PROBLEM. Write out the data that follows exactly, keeping every picture out.

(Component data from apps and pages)
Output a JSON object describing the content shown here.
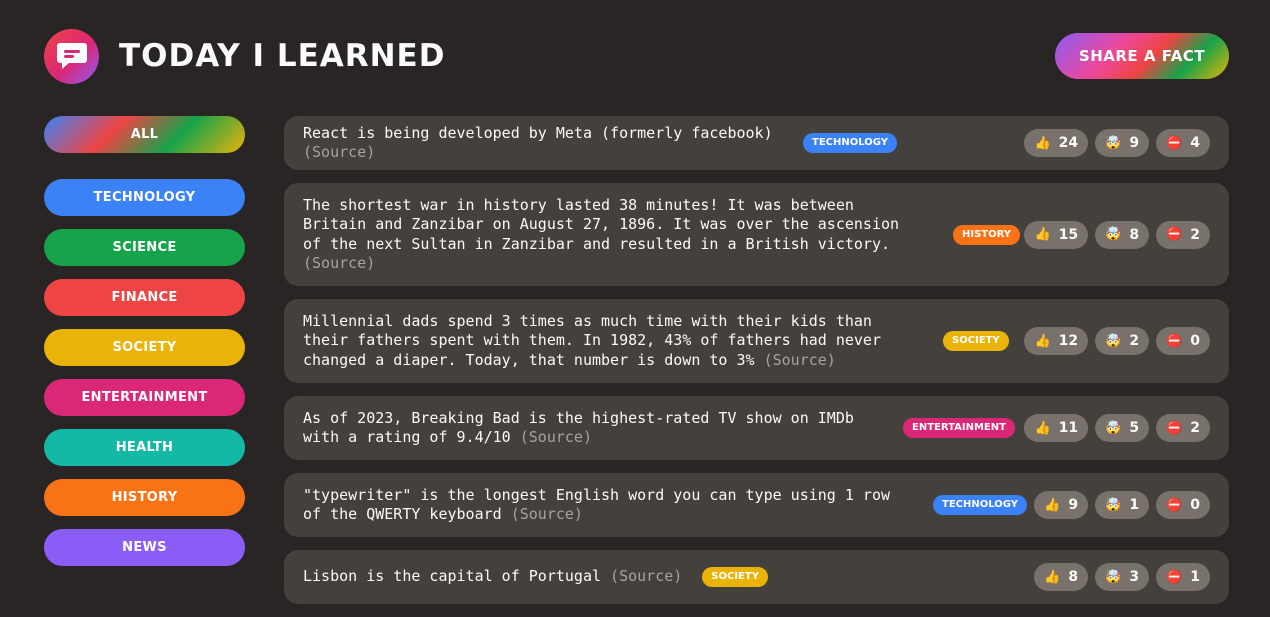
{
  "app": {
    "title": "TODAY I LEARNED",
    "share_label": "SHARE A FACT"
  },
  "sidebar": {
    "all_label": "ALL",
    "categories": [
      {
        "label": "technology",
        "color": "#3b82f6"
      },
      {
        "label": "science",
        "color": "#16a34a"
      },
      {
        "label": "finance",
        "color": "#ef4444"
      },
      {
        "label": "society",
        "color": "#eab308"
      },
      {
        "label": "entertainment",
        "color": "#db2777"
      },
      {
        "label": "health",
        "color": "#14b8a6"
      },
      {
        "label": "history",
        "color": "#f97316"
      },
      {
        "label": "news",
        "color": "#8b5cf6"
      }
    ]
  },
  "source_label": "(Source)",
  "facts": [
    {
      "text": "React is being developed by Meta (formerly facebook)",
      "category": "technology",
      "color": "#3b82f6",
      "votes": {
        "interesting": "24",
        "mindblowing": "9",
        "false": "4"
      }
    },
    {
      "text": "The shortest war in history lasted 38 minutes! It was between Britain and Zanzibar on August 27, 1896. It was over the ascension of the next Sultan in Zanzibar and resulted in a British victory.",
      "category": "history",
      "color": "#f97316",
      "votes": {
        "interesting": "15",
        "mindblowing": "8",
        "false": "2"
      }
    },
    {
      "text": "Millennial dads spend 3 times as much time with their kids than their fathers spent with them. In 1982, 43% of fathers had never changed a diaper. Today, that number is down to 3%",
      "category": "society",
      "color": "#eab308",
      "votes": {
        "interesting": "12",
        "mindblowing": "2",
        "false": "0"
      }
    },
    {
      "text": "As of 2023, Breaking Bad is the highest-rated TV show on IMDb with a rating of 9.4/10",
      "category": "entertainment",
      "color": "#db2777",
      "votes": {
        "interesting": "11",
        "mindblowing": "5",
        "false": "2"
      }
    },
    {
      "text": "\"typewriter\" is the longest English word you can type using 1 row of the QWERTY keyboard",
      "category": "technology",
      "color": "#3b82f6",
      "votes": {
        "interesting": "9",
        "mindblowing": "1",
        "false": "0"
      }
    },
    {
      "text": "Lisbon is the capital of Portugal",
      "category": "society",
      "color": "#eab308",
      "votes": {
        "interesting": "8",
        "mindblowing": "3",
        "false": "1"
      }
    }
  ],
  "icons": {
    "logo": "chat-bubble-icon",
    "interesting": "👍",
    "mindblowing": "🤯",
    "false": "⛔️"
  }
}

TASK ANSWER.
Output a JSON object describing the content shown here.
{
  "app": {
    "title": "TODAY I LEARNED",
    "share_label": "SHARE A FACT"
  },
  "sidebar": {
    "all_label": "ALL",
    "categories": [
      {
        "label": "technology",
        "color": "#3b82f6"
      },
      {
        "label": "science",
        "color": "#16a34a"
      },
      {
        "label": "finance",
        "color": "#ef4444"
      },
      {
        "label": "society",
        "color": "#eab308"
      },
      {
        "label": "entertainment",
        "color": "#db2777"
      },
      {
        "label": "health",
        "color": "#14b8a6"
      },
      {
        "label": "history",
        "color": "#f97316"
      },
      {
        "label": "news",
        "color": "#8b5cf6"
      }
    ]
  },
  "source_label": "(Source)",
  "facts": [
    {
      "text": "React is being developed by Meta (formerly facebook)",
      "category": "technology",
      "color": "#3b82f6",
      "votes": {
        "interesting": "24",
        "mindblowing": "9",
        "false": "4"
      }
    },
    {
      "text": "The shortest war in history lasted 38 minutes! It was between Britain and Zanzibar on August 27, 1896. It was over the ascension of the next Sultan in Zanzibar and resulted in a British victory.",
      "category": "history",
      "color": "#f97316",
      "votes": {
        "interesting": "15",
        "mindblowing": "8",
        "false": "2"
      }
    },
    {
      "text": "Millennial dads spend 3 times as much time with their kids than their fathers spent with them. In 1982, 43% of fathers had never changed a diaper. Today, that number is down to 3%",
      "category": "society",
      "color": "#eab308",
      "votes": {
        "interesting": "12",
        "mindblowing": "2",
        "false": "0"
      }
    },
    {
      "text": "As of 2023, Breaking Bad is the highest-rated TV show on IMDb with a rating of 9.4/10",
      "category": "entertainment",
      "color": "#db2777",
      "votes": {
        "interesting": "11",
        "mindblowing": "5",
        "false": "2"
      }
    },
    {
      "text": "\"typewriter\" is the longest English word you can type using 1 row of the QWERTY keyboard",
      "category": "technology",
      "color": "#3b82f6",
      "votes": {
        "interesting": "9",
        "mindblowing": "1",
        "false": "0"
      }
    },
    {
      "text": "Lisbon is the capital of Portugal",
      "category": "society",
      "color": "#eab308",
      "votes": {
        "interesting": "8",
        "mindblowing": "3",
        "false": "1"
      }
    }
  ],
  "icons": {
    "logo": "chat-bubble-icon",
    "interesting": "👍",
    "mindblowing": "🤯",
    "false": "⛔️"
  }
}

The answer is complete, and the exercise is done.